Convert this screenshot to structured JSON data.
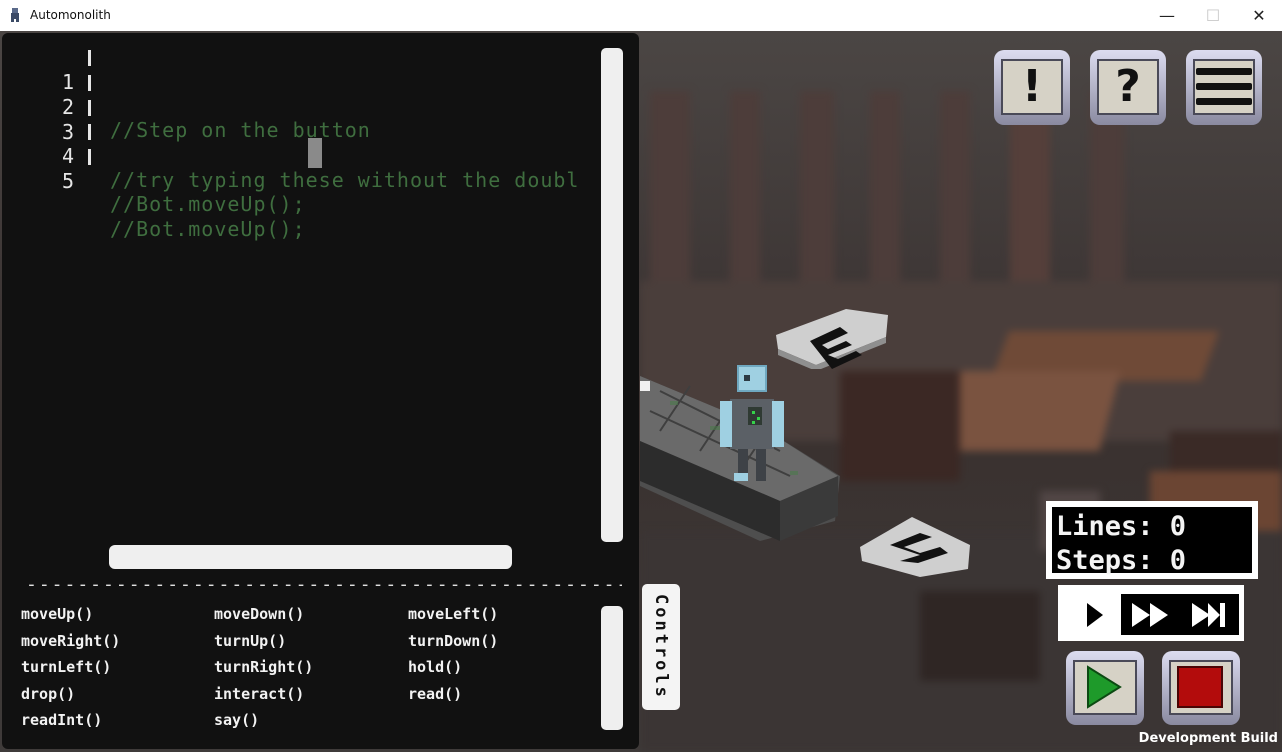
{
  "window": {
    "title": "Automonolith",
    "minimize_glyph": "—",
    "maximize_glyph": "☐",
    "close_glyph": "✕"
  },
  "editor": {
    "lines": [
      {
        "number": "1",
        "text": "//Step on the button"
      },
      {
        "number": "2",
        "text": ""
      },
      {
        "number": "3",
        "text": "//try typing these without the doubl"
      },
      {
        "number": "4",
        "text": "//Bot.moveUp();"
      },
      {
        "number": "5",
        "text": "//Bot.moveUp();"
      }
    ],
    "divider": "--------------------------------------------------"
  },
  "commands": [
    "moveUp()",
    "moveDown()",
    "moveLeft()",
    "moveRight()",
    "turnUp()",
    "turnDown()",
    "turnLeft()",
    "turnRight()",
    "hold()",
    "drop()",
    "interact()",
    "read()",
    "readInt()",
    "say()"
  ],
  "controls_tab": {
    "label": "Controls"
  },
  "hud": {
    "alert_glyph": "!",
    "help_glyph": "?",
    "icons": [
      "exclamation-icon",
      "question-icon",
      "menu-icon"
    ]
  },
  "stats": {
    "lines_label": "Lines: 0",
    "steps_label": "Steps: 0"
  },
  "speed": {
    "options": [
      "play-icon",
      "fast-forward-icon",
      "step-icon"
    ],
    "selected": "play-icon"
  },
  "run_controls": {
    "play_color": "#1e9a2a",
    "stop_color": "#b30c0c"
  },
  "footer": {
    "build_label": "Development Build"
  },
  "colors": {
    "code_comment": "#3f6e3f",
    "editor_bg": "#111111"
  }
}
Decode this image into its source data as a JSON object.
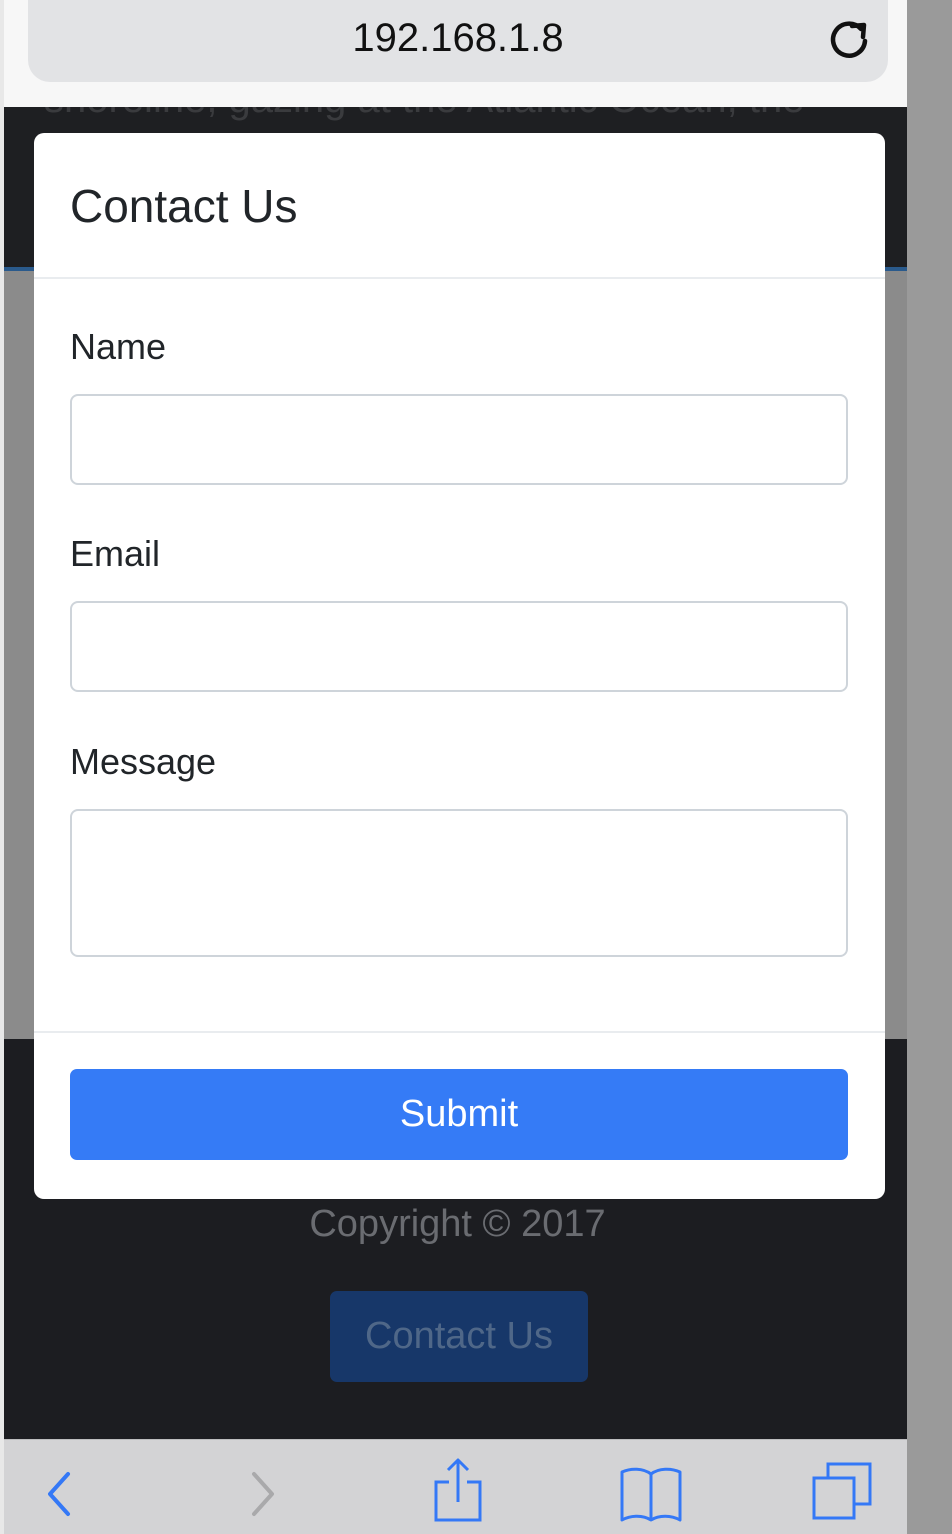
{
  "browser": {
    "url": "192.168.1.8",
    "reload_icon": "reload-icon"
  },
  "background_page": {
    "hero_text_fragment": "shoreline, gazing at the Atlantic Ocean, the",
    "copyright": "Copyright © 2017",
    "contact_button_label": "Contact Us"
  },
  "modal": {
    "title": "Contact Us",
    "fields": [
      {
        "label": "Name",
        "value": ""
      },
      {
        "label": "Email",
        "value": ""
      },
      {
        "label": "Message",
        "value": ""
      }
    ],
    "submit_label": "Submit",
    "submit_color": "#357bf6"
  },
  "toolbar": {
    "items": [
      "back-icon",
      "forward-icon",
      "share-icon",
      "bookmarks-icon",
      "tabs-icon"
    ],
    "accent_color": "#3478f6"
  }
}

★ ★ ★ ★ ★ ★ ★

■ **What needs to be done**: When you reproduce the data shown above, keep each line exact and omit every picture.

■ **Solution below**:
Convert this screenshot to structured JSON data.
{
  "window": {
    "title": "Automonolith",
    "minimize_glyph": "—",
    "maximize_glyph": "☐",
    "close_glyph": "✕"
  },
  "editor": {
    "lines": [
      {
        "number": "1",
        "text": "//Step on the button"
      },
      {
        "number": "2",
        "text": ""
      },
      {
        "number": "3",
        "text": "//try typing these without the doubl"
      },
      {
        "number": "4",
        "text": "//Bot.moveUp();"
      },
      {
        "number": "5",
        "text": "//Bot.moveUp();"
      }
    ],
    "divider": "--------------------------------------------------"
  },
  "commands": [
    "moveUp()",
    "moveDown()",
    "moveLeft()",
    "moveRight()",
    "turnUp()",
    "turnDown()",
    "turnLeft()",
    "turnRight()",
    "hold()",
    "drop()",
    "interact()",
    "read()",
    "readInt()",
    "say()"
  ],
  "controls_tab": {
    "label": "Controls"
  },
  "hud": {
    "alert_glyph": "!",
    "help_glyph": "?",
    "icons": [
      "exclamation-icon",
      "question-icon",
      "menu-icon"
    ]
  },
  "stats": {
    "lines_label": "Lines: 0",
    "steps_label": "Steps: 0"
  },
  "speed": {
    "options": [
      "play-icon",
      "fast-forward-icon",
      "step-icon"
    ],
    "selected": "play-icon"
  },
  "run_controls": {
    "play_color": "#1e9a2a",
    "stop_color": "#b30c0c"
  },
  "footer": {
    "build_label": "Development Build"
  },
  "colors": {
    "code_comment": "#3f6e3f",
    "editor_bg": "#111111"
  }
}
Decode this image into its source data as a JSON object.
{
  "browser": {
    "url": "192.168.1.8",
    "reload_icon": "reload-icon"
  },
  "background_page": {
    "hero_text_fragment": "shoreline, gazing at the Atlantic Ocean, the",
    "copyright": "Copyright © 2017",
    "contact_button_label": "Contact Us"
  },
  "modal": {
    "title": "Contact Us",
    "fields": [
      {
        "label": "Name",
        "value": ""
      },
      {
        "label": "Email",
        "value": ""
      },
      {
        "label": "Message",
        "value": ""
      }
    ],
    "submit_label": "Submit",
    "submit_color": "#357bf6"
  },
  "toolbar": {
    "items": [
      "back-icon",
      "forward-icon",
      "share-icon",
      "bookmarks-icon",
      "tabs-icon"
    ],
    "accent_color": "#3478f6"
  }
}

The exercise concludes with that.